Cornell Chicken Barbecue Sauce and Safe Chicken Barbecues
Cornell Chicken Barbecue Sauce
- 1 cup cooking oil
- 1 pint cider vinegar
- 3 tablespoons salt*
- 1 tablespoon poultry seasoning
- 1/2 teaspoon pepper
- 1 egg
the egg, then add the oil and beat again. Add other ingredients and
stir. The recipe can be varied to suit individual tastes. Leftover sauce
can be stored in a glass jar in a refrigerator for several weeks.
(Adapted from Cornell Cooperative Extension Information Bulletin 862.)
Adjust the quantity or eliminate salt to meet individual health needs
and taste. Barbecued chicken basted frequently during cooking will be
saltier than chicken that has been lightly basted.
To Barbecue the Broilers:
the broiler halves over the fire after the flame is gone. Turn the
halves every five to ten minutes, depending on the heat from the fire.
Use turners or a long handled fork. The chicken should be basted with a
fiber brush at each turning. The basting should be light at first and
heavy near the end of the cooking period.
Test the chicken to see
whether it is done by pulling the wing away from the body and using a
meat thermometer. If the meat in this area splits easily and the meat thermometer reads at least 165°F in the breast and thigh, the chicken is done.
A Guide to Safe Chicken Barbecues
chicken and other meat can harbor harmful bacteria. At temperatures
between 41°F and 140°F, these microorganisms can multiply and cause
illness. But if you take a few simple precautions during preparation and
cook chicken thoroughly to kill bacteria, you don't have to worry about

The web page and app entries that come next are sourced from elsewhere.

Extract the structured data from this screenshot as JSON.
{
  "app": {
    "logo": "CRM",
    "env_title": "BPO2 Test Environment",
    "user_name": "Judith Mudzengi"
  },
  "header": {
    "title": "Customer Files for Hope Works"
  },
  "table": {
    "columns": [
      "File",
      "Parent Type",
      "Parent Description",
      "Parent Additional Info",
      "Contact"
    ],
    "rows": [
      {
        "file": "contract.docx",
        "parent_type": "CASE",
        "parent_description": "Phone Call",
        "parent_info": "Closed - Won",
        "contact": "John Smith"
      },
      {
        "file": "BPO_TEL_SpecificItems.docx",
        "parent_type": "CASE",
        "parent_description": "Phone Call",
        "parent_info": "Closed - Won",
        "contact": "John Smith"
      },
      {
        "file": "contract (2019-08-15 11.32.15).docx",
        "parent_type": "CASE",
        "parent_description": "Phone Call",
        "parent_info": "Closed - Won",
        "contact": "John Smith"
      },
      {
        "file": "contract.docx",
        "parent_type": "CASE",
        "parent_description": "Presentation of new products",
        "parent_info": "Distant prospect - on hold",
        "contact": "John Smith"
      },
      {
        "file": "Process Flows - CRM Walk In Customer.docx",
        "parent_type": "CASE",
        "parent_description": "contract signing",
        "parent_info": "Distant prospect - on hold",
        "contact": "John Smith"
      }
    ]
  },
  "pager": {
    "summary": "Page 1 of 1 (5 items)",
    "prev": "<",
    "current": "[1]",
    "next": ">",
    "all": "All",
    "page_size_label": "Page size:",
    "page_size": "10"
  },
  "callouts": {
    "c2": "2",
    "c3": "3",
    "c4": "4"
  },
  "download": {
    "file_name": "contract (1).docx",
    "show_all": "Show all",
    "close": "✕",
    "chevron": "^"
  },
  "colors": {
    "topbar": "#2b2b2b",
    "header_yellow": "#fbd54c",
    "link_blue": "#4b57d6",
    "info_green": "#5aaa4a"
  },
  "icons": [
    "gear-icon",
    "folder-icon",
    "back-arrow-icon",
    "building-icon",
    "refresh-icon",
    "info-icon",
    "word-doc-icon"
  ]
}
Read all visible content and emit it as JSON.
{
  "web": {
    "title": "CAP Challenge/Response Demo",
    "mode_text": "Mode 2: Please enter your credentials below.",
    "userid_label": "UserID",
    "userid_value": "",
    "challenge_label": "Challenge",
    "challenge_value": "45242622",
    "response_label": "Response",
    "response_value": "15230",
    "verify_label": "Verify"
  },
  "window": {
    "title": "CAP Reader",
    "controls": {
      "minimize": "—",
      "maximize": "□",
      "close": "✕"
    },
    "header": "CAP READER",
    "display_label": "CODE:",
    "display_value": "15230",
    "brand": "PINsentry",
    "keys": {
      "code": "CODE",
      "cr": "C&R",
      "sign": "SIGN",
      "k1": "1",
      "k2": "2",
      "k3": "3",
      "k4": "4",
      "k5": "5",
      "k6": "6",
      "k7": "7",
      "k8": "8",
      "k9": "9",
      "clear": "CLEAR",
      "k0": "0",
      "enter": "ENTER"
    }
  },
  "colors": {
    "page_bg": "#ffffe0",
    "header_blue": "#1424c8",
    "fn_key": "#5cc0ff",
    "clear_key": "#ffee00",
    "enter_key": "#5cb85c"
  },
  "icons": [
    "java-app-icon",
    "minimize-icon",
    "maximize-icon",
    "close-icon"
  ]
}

Remember to take what you know about kitchen cleanliness and safe food handling out to the grill:
- If you prepare the barbecue sauce ahead of time, refrigerate it.
Take to the grill only the amount of sauce you will use to baste the
chicken at the time.
- If you are preparing large quantities of
sauce for a community organization's barbecue, you can use pasteurized
eggs** for an extra margin of safety. Pasteurization kills any harmful
bacteria that might be in the eggs.
- Clean your hands just before working with food. If hot water and soap are not available nearby, use disposable wet hand wipes.
- Keep bacteria on raw poultry or meat from spreading to other raw or
cooked food, including cooked chicken or meat. Wash your hands again
after working with raw poultry or meat and before handling other kinds
- Save time: Buy broilers already split in half. Take
them from the package and place them right on the grill. If you do cut
up the chicken yourself, immediately wash your cutting board and the
knife thoroughly with soap and hot water before using them to prepare
other foods for your cookout.
- Do not partially cook chicken in
the kitchen ahead of time unless you are going to put it on the grill
immediately. Dangerous bacteria can sometimes grow when food is
partially cooked, held for a time, then later re-cooked.
the chicken on the grill for several minutes after the last baste to be
sure the sauce is well cooked. Test the doneness of the chicken using a
thermometer: It should reach 165°F in the breast and thigh. If you are
cooking large numbers of chicken halves, check the temperature of
representative pieces in different locations on the grill.
the chicken to a clean plate, tray, or container using clean utensils.
Do not use the plate used to carry the raw chicken to the grill or the
utensils used to turn raw chicken.
- Discard the portion of sauce
used for basting the raw chicken. Dipping the basting brush into the
sauce after brushing the raw chicken may dilute the acid (vinegar) in
the sauce and contaminate it with harmful bacteria.
leftover barbecued chicken, barbecue sauce, and other foods as soon as
possible after the meal. Use a cooler with ice or freezer packs if you
are away from home. Keep the cooler in the shade. If you cannot
refrigerate or properly cool leftovers, throw them out.
a habit of following these few simple rules and you, your family and
friends, and your community can enjoy safe and tasty chicken barbecues
all season long!
Cornell Information Bulletin 862, Barbecued Chicken and Other Meats by
R.C. Baker, is no longer available from Cornell's Resource Center.
Pasteurized liquid eggs can be obtained from food service product
distributors (check telephone yellow pages) or may be available in small
packages in some supermarkets. Some supermarkets may stock pasteurized
in-shell eggs also.
Fact Sheets are often shared between counties. Please
contact your local Cooperative Extension for more information on this